What to Look For in a Horse Race

horse race

When you’re looking for the best horse race, there are many factors you should consider. Learn about the rules, distance, Jockeys’ skills, and Classifications. Then, you’ll have the best chance of winning. If you can’t afford a seat in Millionaires Row, head into the infield and catch a glimpse of the horses as they pass.

Classifications of horse races

Horse races are divided into various classes and weights. These categories include handicap races and non-handicap races. A handicap is a weight given to each horse based on the previous performance. A race is graded by the weight of the winner, the previous victory, and the handicap. A handicap is an important part of horse racing.

The weight given to each horse in a race will affect their speed and distance. The distance of individual flat races ranges from 440 yards to two and a half miles. In the United States, most races are run over five to twelve furlongs. The shorter races are called sprints, while the longer races are known as routes or “staying races”. A sprint requires rapid acceleration, while a long distance race requires stamina.

Distances of horse races

Knowing the distances of horse races is a key factor in horse betting strategies. Individual flat races can be as short as 440 yards or as long as two miles, but most races are between five and twelve furlongs. Shorter races are known as sprints, while longer ones are called routes. Distances also play a large role in the odds for each winner and in the horse selection process.

The prize money awarded for horse races is often very large. The winner typically receives more than 60% of the purse, with second and third place horses receiving smaller amounts. The remainder of the purse is split among the remaining horses in the order of finish. In handicap races, horses receive different weights based on their ability. Depending on the race distance, jockey, gender, and training, different horses may perform differently.

Jockeys’ skills

Jockeys’ skills in horse racing are essential to a horse’s success. These athletes must be able to ride a powerful, fast animal weighing more than 1,450 pounds. In some races, these animals can reach speeds of up to 55 mph. A horse jockey must use some of the latest riding techniques to be able to control them.

The first step to becoming a jockey is to complete a formal apprenticeship. Apprentices must be at least 18 years old and have knowledge of horses and horse care. The training should also include basic physical and riding skills. A horse jockey must weigh between 100 and 150 pounds and have the ability to balance and control the horse while riding.

Rules of horse races

There are some basic rules to horse racing, but there are also specific differences between the types of races. The rules of the different races also govern the course and attire of the jockey and horses. In addition, it is important to follow these rules if you want to bet on a horse. You must always follow the rules of the race to avoid getting disqualified.

The rules of horse races vary from country to country. Generally, horses must start from the proper gates and cross the finish line in time. However, there are certain exceptions to this rule. Some countries require that spectators wear appropriate clothing.

Prize money in horse races

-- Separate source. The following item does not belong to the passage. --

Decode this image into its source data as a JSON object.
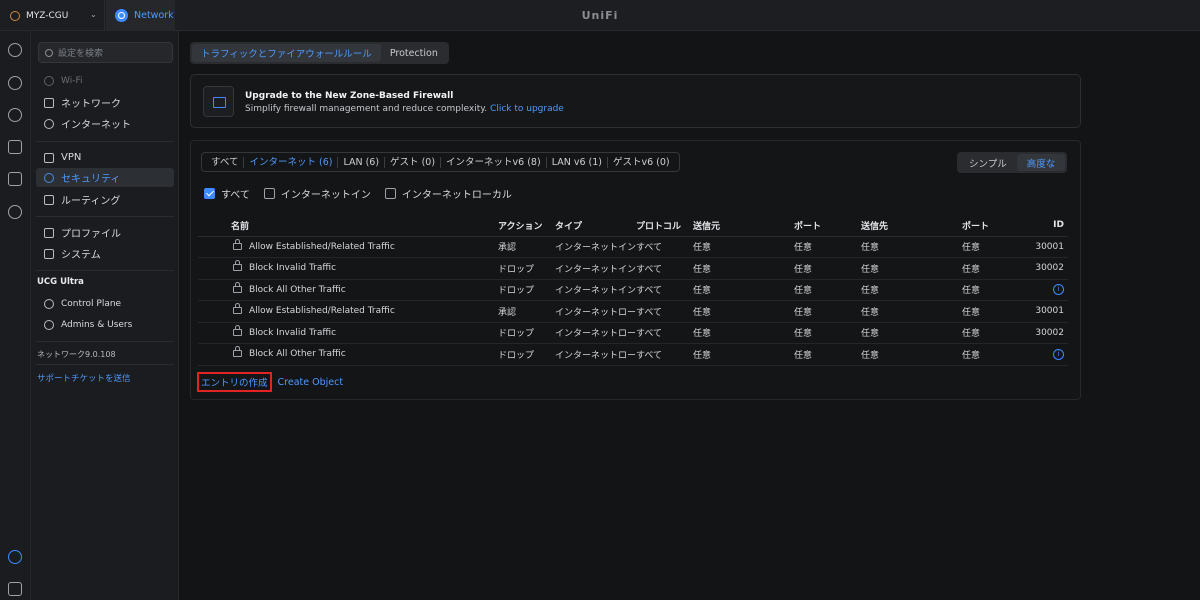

Prize money is an important aspect of horse racing. The amount of money given out in horse races varies according to the racetrack and the number of horses entered. Usually, the top three finishers in a race receive the largest share of the purse. The remaining prize money is distributed among the other horses according to their placings. First-place horses generally earn 60-70 percent of the purse, while second and third-place horses are awarded fifteen to twenty percent. Some tracks award a fixed amount to sixth-place finishers.

While a more expensive stallion might produce a faster foal, a high stud fee doesn’t necessarily translate to higher prize money. In addition, the highest-priced stallions don’t always win the most races. As a result, a study conducted by the University of Edinburgh determined that higher stud fees don’t always translate into better genetics for winning prize money. It is therefore best to avoid relying on stud fees when deciding on a horse for a race.